Here in New York City, we know something about marathons. The NYC Marathon rightfully is famous as one of the sporting highlights of the year. It takes an enormous amount of dedication and effort on the part of participants and organizers alike to prepare for and complete this marathon.
Unfortunately, NYC also hosts another type of marathon, which occurs daily. It's the "meeting marathon." Worse still, NYC isn't the only town with this sporting event. We've all been in a meeting marathon -- the ultimate corporate test of endurance and, in some cases, sanity. Folks have responded by ignoring the discussion at the meeting and focusing instead on buzzword bingo, texting, doodling, daydreaming ... you get the picture.
I've written about meetings being the credible alternative to work. However, there are times when holding a meeting is exactly the right thing to do. For example, if you're trying to implement innovation by teamwork, a meeting will undoubtedly be necessary at some point. So what should you do? To begin with, be very sure that the person who is calling the meeting actually knows how to run a productive meeting. By this I don't mean that they can convene a meeting without chairs or use some similar gimmick. Too often, the only thing these approaches ensure is that the participants are uncomfortable.
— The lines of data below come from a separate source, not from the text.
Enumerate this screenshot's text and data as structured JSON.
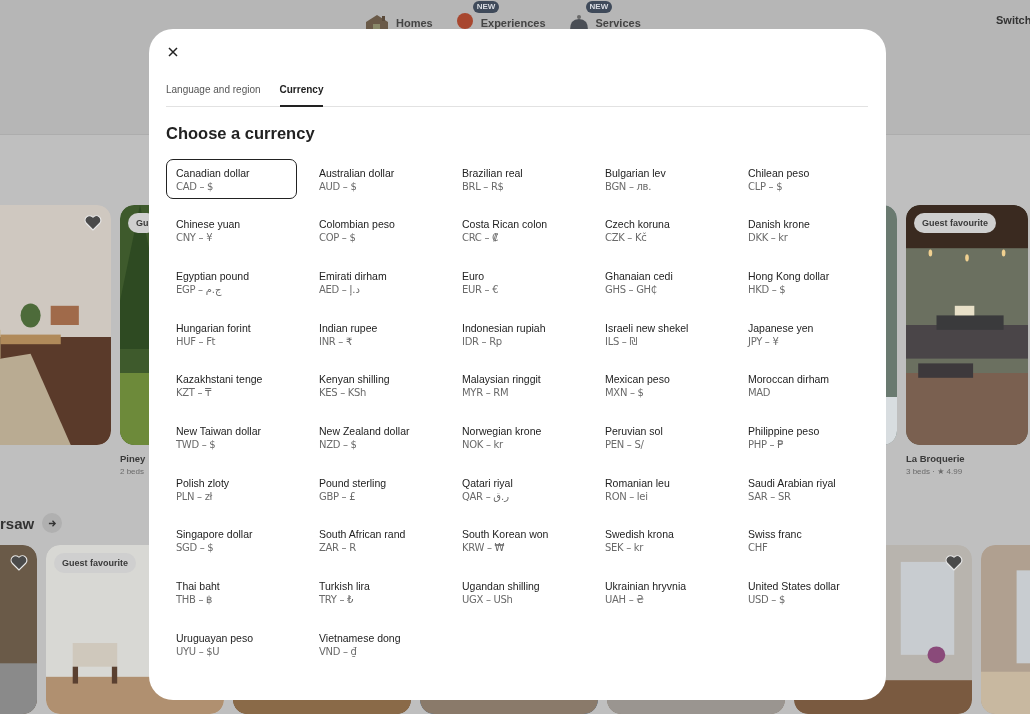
{
  "header": {
    "nav": [
      {
        "kind": "house",
        "label": "Homes"
      },
      {
        "kind": "balloon",
        "label": "Experiences",
        "badge": "NEW"
      },
      {
        "kind": "bell",
        "label": "Services",
        "badge": "NEW"
      }
    ],
    "switch_link": "Switch"
  },
  "row_1": [
    {
      "kind": "picture",
      "heart": true
    },
    {
      "kind": "picture",
      "badge": "Gu",
      "title": "Piney",
      "details": "2 beds"
    },
    {
      "kind": "picture"
    },
    {
      "kind": "picture",
      "badge": "Guest favourite",
      "title": "La Broquerie",
      "details": "3 beds · ★ 4.99"
    }
  ],
  "section_title": "rsaw",
  "row_2": [
    {
      "kind": "picture",
      "heart": true
    },
    {
      "kind": "picture",
      "badge": "Guest favourite"
    },
    {
      "kind": "picture"
    },
    {
      "kind": "picture"
    },
    {
      "kind": "picture"
    },
    {
      "kind": "picture",
      "heart": true
    },
    {
      "kind": "picture"
    }
  ],
  "dialog": {
    "tabs": [
      {
        "label": "Language and region",
        "selected": false
      },
      {
        "label": "Currency",
        "selected": true
      }
    ],
    "title": "Choose a currency",
    "currencies": [
      {
        "name": "Canadian dollar",
        "code": "CAD – $",
        "selected": true
      },
      {
        "name": "Australian dollar",
        "code": "AUD – $",
        "selected": false
      },
      {
        "name": "Brazilian real",
        "code": "BRL – R$",
        "selected": false
      },
      {
        "name": "Bulgarian lev",
        "code": "BGN – лв.",
        "selected": false
      },
      {
        "name": "Chilean peso",
        "code": "CLP – $",
        "selected": false
      },
      {
        "name": "Chinese yuan",
        "code": "CNY – ¥",
        "selected": false
      },
      {
        "name": "Colombian peso",
        "code": "COP – $",
        "selected": false
      },
      {
        "name": "Costa Rican colon",
        "code": "CRC – ₡",
        "selected": false
      },
      {
        "name": "Czech koruna",
        "code": "CZK – Kč",
        "selected": false
      },
      {
        "name": "Danish krone",
        "code": "DKK – kr",
        "selected": false
      },
      {
        "name": "Egyptian pound",
        "code": "EGP – ج.م",
        "selected": false
      },
      {
        "name": "Emirati dirham",
        "code": "AED – د.إ",
        "selected": false
      },
      {
        "name": "Euro",
        "code": "EUR – €",
        "selected": false
      },
      {
        "name": "Ghanaian cedi",
        "code": "GHS – GH₵",
        "selected": false
      },
      {
        "name": "Hong Kong dollar",
        "code": "HKD – $",
        "selected": false
      },
      {
        "name": "Hungarian forint",
        "code": "HUF – Ft",
        "selected": false
      },
      {
        "name": "Indian rupee",
        "code": "INR – ₹",
        "selected": false
      },
      {
        "name": "Indonesian rupiah",
        "code": "IDR – Rp",
        "selected": false
      },
      {
        "name": "Israeli new shekel",
        "code": "ILS – ₪",
        "selected": false
      },
      {
        "name": "Japanese yen",
        "code": "JPY – ¥",
        "selected": false
      },
      {
        "name": "Kazakhstani tenge",
        "code": "KZT – ₸",
        "selected": false
      },
      {
        "name": "Kenyan shilling",
        "code": "KES – KSh",
        "selected": false
      },
      {
        "name": "Malaysian ringgit",
        "code": "MYR – RM",
        "selected": false
      },
      {
        "name": "Mexican peso",
        "code": "MXN – $",
        "selected": false
      },
      {
        "name": "Moroccan dirham",
        "code": "MAD",
        "selected": false
      },
      {
        "name": "New Taiwan dollar",
        "code": "TWD – $",
        "selected": false
      },
      {
        "name": "New Zealand dollar",
        "code": "NZD – $",
        "selected": false
      },
      {
        "name": "Norwegian krone",
        "code": "NOK – kr",
        "selected": false
      },
      {
        "name": "Peruvian sol",
        "code": "PEN – S/",
        "selected": false
      },
      {
        "name": "Philippine peso",
        "code": "PHP – ₱",
        "selected": false
      },
      {
        "name": "Polish zloty",
        "code": "PLN – zł",
        "selected": false
      },
      {
        "name": "Pound sterling",
        "code": "GBP – £",
        "selected": false
      },
      {
        "name": "Qatari riyal",
        "code": "QAR – ر.ق",
        "selected": false
      },
      {
        "name": "Romanian leu",
        "code": "RON – lei",
        "selected": false
      },
      {
        "name": "Saudi Arabian riyal",
        "code": "SAR – SR",
        "selected": false
      },
      {
        "name": "Singapore dollar",
        "code": "SGD – $",
        "selected": false
      },
      {
        "name": "South African rand",
        "code": "ZAR – R",
        "selected": false
      },
      {
        "name": "South Korean won",
        "code": "KRW – ₩",
        "selected": false
      },
      {
        "name": "Swedish krona",
        "code": "SEK – kr",
        "selected": false
      },
      {
        "name": "Swiss franc",
        "code": "CHF",
        "selected": false
      },
      {
        "name": "Thai baht",
        "code": "THB – ฿",
        "selected": false
      },
      {
        "name": "Turkish lira",
        "code": "TRY – ₺",
        "selected": false
      },
      {
        "name": "Ugandan shilling",
        "code": "UGX – USh",
        "selected": false
      },
      {
        "name": "Ukrainian hryvnia",
        "code": "UAH – ₴",
        "selected": false
      },
      {
        "name": "United States dollar",
        "code": "USD – $",
        "selected": false
      },
      {
        "name": "Uruguayan peso",
        "code": "UYU – $U",
        "selected": false
      },
      {
        "name": "Vietnamese dong",
        "code": "VND – ₫",
        "selected": false
      }
    ]
  }
}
They don't necessarily result in a high-quality productive meeting.
Here are some proven techniques for delivering a productive meeting:
- set a clear time frame and stick to it -- this is useful discipline
- be sure the purpose of the meeting is publicized and understood
- realize that the very act of asking the key question changes the outcome of the discussion
- make preparatory materials available before the meeting
- identify potential issues/hurdles and try to address them before the meeting
- understand the constituencies that will be participating -- where they sit in the organization will determine where they stand on the issue you're discussing
- decide whether the goal is to air issues, test a proposal, reach a consensus or close out a discussion and then structure the meeting accordingly
- be clear whether you need a neutral facilitator or a facilitator who actual advocates for a particular position
- be sure you have a meeting facilitator who has the social skills and discipline to help move the conversation along without unnecessarily offending participants
There is no substitute for good preparation. In fact, the quality of preparation is almost always reflected in the quality of the meeting. Chances are that every meeting marathon you've ever attended lacked adequate preparation or was chaired by someone who did not have the necessary skills and focus. Thankfully, preparation, skills and focus can all be addressed and improved. There is no longer any need to waste time at meeting marathons. Insist on productivity!
[Photo courtesy of the City of New York]